Some years ago I made a hankasärk, a sleeveless shift from the very South of Sweden, to wear with my folk costume. Now I’m working on a Ca 1810 everyday version of that folk costume for an event I hope to attend in a few weeks, and need a new hankasärk. The old one is a bit too loosely woven for my taste, and a smidge tight. In the beginning of March I made a new one, but I never got round to blogging about it until now.
I had the cover of an old mattress, probably used in the early/mid 20th century in a military or hospital setting. It was made from a very sturdy, handwoven linen, and though it was stained here and there and had a few unsightly mends, I thought I could get a hankasärk from it. The densely woven fabric, with nice selvedges, was too good to pass up.
I had a 1:10 scale pattern, taken from an extant hankasärk, that I used as a guide when making my first one, so I knew what the pattern pieces should look like, and I looked at pictures of extant hankasärkar to see what similarities and variations there were. I then decided on the measurements for mine, measured on the fabric, and cut to a thread. All the pieces are rectangles of various sizes: one for the front and back (there are no shoulder seams), one in each side, two narrow ones to form the waistband, and four to make up the skirt. In the originals there are usually three skirt panels, but my fabric was a bit narrower than the ones originally used, so I chose to use four to get a similar width in the finished garment.
The bodice part is made up with back stitches, with all seams neatly felled to one side. I then hemmed the sides, that would be arm openings. After doing this I discovered that I’d sewn one side inside out – oops. Several friends advised me to let it be; similar mistakes are seen in extant shifts. I pondered what to do while working on the skirt part, and then unpicked the armhole hem that was inside out, and stitched it again, to the right side this time. I left the side seams be though: they were discreet enough not to bug me. All seams and hems were made as narrow as the fabric would allow.

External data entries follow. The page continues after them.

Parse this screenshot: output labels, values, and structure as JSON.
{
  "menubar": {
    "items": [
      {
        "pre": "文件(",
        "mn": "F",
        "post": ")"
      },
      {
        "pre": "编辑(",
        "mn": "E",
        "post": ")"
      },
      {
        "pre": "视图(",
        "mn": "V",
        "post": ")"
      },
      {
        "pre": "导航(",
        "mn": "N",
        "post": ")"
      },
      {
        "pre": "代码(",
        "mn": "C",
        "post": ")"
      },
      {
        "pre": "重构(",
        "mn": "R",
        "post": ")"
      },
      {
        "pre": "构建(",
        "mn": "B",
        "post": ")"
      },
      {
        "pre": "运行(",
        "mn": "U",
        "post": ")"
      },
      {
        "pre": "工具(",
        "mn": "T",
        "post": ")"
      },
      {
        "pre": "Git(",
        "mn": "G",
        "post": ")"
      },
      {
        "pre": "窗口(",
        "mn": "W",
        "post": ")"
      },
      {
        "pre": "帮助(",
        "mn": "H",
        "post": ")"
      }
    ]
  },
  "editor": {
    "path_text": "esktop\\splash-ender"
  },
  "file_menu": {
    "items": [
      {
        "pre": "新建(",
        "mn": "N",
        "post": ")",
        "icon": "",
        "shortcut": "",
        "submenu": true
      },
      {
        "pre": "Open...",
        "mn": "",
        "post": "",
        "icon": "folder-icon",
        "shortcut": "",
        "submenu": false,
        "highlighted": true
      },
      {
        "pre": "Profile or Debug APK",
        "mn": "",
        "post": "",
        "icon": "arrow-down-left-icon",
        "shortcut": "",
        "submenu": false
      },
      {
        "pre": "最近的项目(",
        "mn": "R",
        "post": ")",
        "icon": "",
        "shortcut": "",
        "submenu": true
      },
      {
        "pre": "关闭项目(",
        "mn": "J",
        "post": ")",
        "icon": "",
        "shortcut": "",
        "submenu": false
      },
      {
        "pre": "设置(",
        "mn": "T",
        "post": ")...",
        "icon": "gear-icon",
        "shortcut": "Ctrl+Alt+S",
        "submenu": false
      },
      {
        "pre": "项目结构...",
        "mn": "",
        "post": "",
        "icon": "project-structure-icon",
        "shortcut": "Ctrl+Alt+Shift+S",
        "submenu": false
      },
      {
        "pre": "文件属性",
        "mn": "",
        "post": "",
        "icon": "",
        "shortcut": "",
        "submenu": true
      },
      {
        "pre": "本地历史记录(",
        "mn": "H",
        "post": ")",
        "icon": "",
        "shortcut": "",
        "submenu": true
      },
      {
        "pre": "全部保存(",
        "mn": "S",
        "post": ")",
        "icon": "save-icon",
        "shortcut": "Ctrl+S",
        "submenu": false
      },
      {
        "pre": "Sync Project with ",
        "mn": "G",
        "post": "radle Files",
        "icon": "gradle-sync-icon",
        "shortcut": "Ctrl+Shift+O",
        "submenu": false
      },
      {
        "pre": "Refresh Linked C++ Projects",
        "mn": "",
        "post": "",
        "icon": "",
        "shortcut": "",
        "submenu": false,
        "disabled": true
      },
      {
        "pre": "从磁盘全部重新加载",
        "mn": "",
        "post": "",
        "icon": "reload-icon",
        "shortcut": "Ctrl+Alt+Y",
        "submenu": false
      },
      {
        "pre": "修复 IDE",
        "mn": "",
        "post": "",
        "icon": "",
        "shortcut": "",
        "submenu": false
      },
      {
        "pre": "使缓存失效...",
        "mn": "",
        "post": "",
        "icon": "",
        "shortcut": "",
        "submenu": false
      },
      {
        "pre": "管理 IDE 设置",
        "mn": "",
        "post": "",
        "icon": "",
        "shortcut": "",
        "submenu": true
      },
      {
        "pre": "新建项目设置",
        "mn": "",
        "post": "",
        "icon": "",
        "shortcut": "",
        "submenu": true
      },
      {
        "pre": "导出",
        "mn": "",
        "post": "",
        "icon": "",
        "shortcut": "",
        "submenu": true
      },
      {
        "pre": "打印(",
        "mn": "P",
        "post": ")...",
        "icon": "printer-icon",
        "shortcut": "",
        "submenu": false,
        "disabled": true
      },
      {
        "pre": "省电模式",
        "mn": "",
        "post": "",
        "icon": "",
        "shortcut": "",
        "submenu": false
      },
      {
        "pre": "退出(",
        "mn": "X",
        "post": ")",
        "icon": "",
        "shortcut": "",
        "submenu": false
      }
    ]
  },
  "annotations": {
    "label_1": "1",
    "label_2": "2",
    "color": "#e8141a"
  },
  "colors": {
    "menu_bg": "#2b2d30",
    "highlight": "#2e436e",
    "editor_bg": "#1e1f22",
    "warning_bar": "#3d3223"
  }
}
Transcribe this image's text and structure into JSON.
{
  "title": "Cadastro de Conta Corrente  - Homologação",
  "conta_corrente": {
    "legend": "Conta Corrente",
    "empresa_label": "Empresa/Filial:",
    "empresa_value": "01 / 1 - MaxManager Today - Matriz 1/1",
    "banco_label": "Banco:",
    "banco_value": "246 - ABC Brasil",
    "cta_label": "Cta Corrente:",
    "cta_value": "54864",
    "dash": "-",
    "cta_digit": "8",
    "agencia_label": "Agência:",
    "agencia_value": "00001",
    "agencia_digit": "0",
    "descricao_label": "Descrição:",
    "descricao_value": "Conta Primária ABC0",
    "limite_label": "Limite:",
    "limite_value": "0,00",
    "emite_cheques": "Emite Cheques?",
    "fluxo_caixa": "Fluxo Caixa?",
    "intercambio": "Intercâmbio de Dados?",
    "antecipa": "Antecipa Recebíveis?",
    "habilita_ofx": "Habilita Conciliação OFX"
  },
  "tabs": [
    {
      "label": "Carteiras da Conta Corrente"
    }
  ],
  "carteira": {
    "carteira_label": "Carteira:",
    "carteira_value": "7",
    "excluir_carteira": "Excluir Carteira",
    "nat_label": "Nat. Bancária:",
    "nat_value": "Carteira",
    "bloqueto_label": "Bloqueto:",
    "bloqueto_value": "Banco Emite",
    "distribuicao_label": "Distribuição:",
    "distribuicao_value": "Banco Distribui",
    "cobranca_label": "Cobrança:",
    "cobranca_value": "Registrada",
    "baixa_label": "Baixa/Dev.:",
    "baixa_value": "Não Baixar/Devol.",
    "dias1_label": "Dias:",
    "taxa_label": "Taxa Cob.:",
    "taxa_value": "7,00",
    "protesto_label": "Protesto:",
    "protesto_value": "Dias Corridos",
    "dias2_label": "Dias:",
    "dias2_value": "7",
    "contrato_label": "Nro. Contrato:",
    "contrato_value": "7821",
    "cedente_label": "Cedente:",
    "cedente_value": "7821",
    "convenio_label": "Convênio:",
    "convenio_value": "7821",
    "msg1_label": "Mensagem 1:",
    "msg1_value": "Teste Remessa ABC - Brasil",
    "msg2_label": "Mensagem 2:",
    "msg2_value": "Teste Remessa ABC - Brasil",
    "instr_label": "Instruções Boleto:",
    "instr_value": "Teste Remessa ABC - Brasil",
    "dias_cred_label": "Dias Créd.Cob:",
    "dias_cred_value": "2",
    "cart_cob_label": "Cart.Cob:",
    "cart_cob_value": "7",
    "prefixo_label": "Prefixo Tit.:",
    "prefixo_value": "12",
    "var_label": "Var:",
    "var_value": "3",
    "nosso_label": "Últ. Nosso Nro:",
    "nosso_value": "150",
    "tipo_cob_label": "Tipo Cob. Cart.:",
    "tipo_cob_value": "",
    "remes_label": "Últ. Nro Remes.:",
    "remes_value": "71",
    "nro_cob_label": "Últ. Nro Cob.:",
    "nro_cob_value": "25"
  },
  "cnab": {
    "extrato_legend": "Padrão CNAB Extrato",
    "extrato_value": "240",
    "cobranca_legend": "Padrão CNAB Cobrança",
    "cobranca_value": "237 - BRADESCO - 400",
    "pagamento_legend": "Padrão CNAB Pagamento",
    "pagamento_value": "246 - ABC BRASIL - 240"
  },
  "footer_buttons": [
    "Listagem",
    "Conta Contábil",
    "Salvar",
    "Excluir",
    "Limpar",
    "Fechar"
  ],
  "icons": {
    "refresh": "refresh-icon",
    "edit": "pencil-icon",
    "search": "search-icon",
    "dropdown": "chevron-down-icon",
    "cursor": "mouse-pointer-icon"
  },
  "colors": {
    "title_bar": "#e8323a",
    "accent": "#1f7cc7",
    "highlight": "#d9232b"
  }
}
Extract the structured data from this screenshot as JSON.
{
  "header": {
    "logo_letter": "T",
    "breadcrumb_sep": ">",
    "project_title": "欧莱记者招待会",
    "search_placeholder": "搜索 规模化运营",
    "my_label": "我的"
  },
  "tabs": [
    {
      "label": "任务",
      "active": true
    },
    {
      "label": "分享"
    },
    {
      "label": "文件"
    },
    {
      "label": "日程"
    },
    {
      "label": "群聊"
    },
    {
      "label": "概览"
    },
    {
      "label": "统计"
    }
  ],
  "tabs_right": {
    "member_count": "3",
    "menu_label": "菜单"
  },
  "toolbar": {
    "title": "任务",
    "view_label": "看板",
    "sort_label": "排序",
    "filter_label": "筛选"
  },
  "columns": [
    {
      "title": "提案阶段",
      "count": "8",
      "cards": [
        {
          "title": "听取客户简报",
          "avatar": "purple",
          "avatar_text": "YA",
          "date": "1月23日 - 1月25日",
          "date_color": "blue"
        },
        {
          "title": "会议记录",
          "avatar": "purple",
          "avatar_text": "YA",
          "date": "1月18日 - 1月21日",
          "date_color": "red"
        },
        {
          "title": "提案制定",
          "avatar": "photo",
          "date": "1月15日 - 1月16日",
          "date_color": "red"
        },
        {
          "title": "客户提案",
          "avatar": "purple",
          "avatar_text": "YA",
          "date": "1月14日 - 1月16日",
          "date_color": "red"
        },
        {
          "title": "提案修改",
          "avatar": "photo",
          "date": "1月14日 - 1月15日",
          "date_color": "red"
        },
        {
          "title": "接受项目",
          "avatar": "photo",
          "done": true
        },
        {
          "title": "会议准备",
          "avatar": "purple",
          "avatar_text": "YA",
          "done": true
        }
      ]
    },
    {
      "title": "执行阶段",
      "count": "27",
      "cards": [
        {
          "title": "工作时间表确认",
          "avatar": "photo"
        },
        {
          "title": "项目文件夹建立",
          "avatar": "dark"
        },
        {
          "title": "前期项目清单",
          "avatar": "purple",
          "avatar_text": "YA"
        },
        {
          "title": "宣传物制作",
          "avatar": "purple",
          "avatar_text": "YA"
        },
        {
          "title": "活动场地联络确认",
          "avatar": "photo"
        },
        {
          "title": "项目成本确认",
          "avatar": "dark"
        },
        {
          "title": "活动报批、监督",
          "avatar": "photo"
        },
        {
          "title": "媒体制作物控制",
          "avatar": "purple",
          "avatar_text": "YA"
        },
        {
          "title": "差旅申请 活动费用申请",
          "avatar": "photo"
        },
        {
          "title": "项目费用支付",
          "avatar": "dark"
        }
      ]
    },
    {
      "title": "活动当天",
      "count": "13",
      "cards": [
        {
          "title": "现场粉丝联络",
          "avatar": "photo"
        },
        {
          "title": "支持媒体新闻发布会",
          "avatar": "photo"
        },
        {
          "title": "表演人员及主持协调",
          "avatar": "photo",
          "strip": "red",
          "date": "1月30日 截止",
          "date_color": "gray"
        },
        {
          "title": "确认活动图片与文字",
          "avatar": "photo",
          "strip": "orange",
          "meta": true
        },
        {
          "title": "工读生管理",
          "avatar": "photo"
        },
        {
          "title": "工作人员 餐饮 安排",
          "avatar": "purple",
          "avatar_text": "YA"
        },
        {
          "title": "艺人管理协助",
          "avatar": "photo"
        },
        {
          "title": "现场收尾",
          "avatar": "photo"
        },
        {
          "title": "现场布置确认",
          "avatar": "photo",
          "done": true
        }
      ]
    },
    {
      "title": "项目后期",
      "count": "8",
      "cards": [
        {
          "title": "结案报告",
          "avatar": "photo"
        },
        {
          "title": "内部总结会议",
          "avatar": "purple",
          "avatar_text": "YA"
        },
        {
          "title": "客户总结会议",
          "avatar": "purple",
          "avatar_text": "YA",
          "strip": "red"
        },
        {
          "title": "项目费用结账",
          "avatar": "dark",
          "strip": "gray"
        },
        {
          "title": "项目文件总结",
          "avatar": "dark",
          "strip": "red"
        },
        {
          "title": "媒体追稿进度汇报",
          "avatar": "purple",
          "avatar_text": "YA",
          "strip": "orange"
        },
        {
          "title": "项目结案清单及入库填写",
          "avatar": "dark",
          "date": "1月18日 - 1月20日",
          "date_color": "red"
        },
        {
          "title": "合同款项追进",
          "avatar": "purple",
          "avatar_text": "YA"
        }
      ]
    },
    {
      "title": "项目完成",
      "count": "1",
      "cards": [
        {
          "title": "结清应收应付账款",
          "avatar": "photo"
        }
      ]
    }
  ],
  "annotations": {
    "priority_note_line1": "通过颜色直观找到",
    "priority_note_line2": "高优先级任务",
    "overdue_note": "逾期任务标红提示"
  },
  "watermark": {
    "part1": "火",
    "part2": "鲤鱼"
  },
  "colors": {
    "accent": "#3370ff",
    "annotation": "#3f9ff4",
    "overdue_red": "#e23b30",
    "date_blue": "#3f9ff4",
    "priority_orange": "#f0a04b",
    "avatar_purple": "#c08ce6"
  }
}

The skirt panels had neat selvedges, so to make maximum use of the width, I whip stitched them together. This made almost completely flat seams when pressed. As I have upcycled the material, there are holes from the previous seams, but hopefully they’ll mostly go away in the wash.
The skirt is attached to the waistband with stroked gathers. They turned out a bit less tight than I’d wanted (I might be bit wider than the original wearers, or I didn’t do the gathers fine enough), but it’s acceptable.
The waistband and bodice (with all edges, including the bottom, hemmed) were then joined by whip stitching.
I managed to avoid the worst stains when cutting out the hankasärk, but there are still a few fainter ones. I decided not to let them bother me though. There were also the few holes that had been mended by machine. Though reasonably well done, machine mending on a shift I intend to be from well before a proper sewing machine was invented just wouldn’t do. I unpicked the mending, and redid it by mending a larger hole with a patch, and two smaller ones by sewing/weaving linen thread over them. These flaws make the shift look well worn and cared for, something I don’t mind at all. There’s no fun in looking all sparkling new, like you wore a fancy costume instead of proper clothes, especially not in a lower class living history setting.
For all sewing I used linen thread that I strengthened with bees wax. For the monogram – common in large households in a time were all linens looked more or less the same – I used cotton embroidery floss. Most people in early 19th century Sweden used patronymic surnames, so the first letter stood for the person’s first name, the second for their father’s first name, and the third for son/daughter. It’s a practice still used in folk costumes. You can also see the seam that ended up wrong side out.
This will be my first entry in this years’ Historical Sew Monthly. It could have fit under February’s ‘Re-Make, Re-Use, Re-Fashion’, but obviously itwas too late for that, so instead I’ll put it under April’s ’Circles, Squares and Rectangles’.
The Challenge: #4 Circles, Squares and Rectangles.
Material: Handwoven linen.
Based off of period examples.
Year: Ca 1800-1850.
Notions: Linen thread, bee’s wax, cotton floss.
How historically accurate is it? Pretty close in both material,construction and sewing.
Hours to complete: No idea.
First worn: Hopefully at an event in a few weeks.
Total cost: About 50 SEK (5,25 Euro, £4,49, $5,6), not counting the work.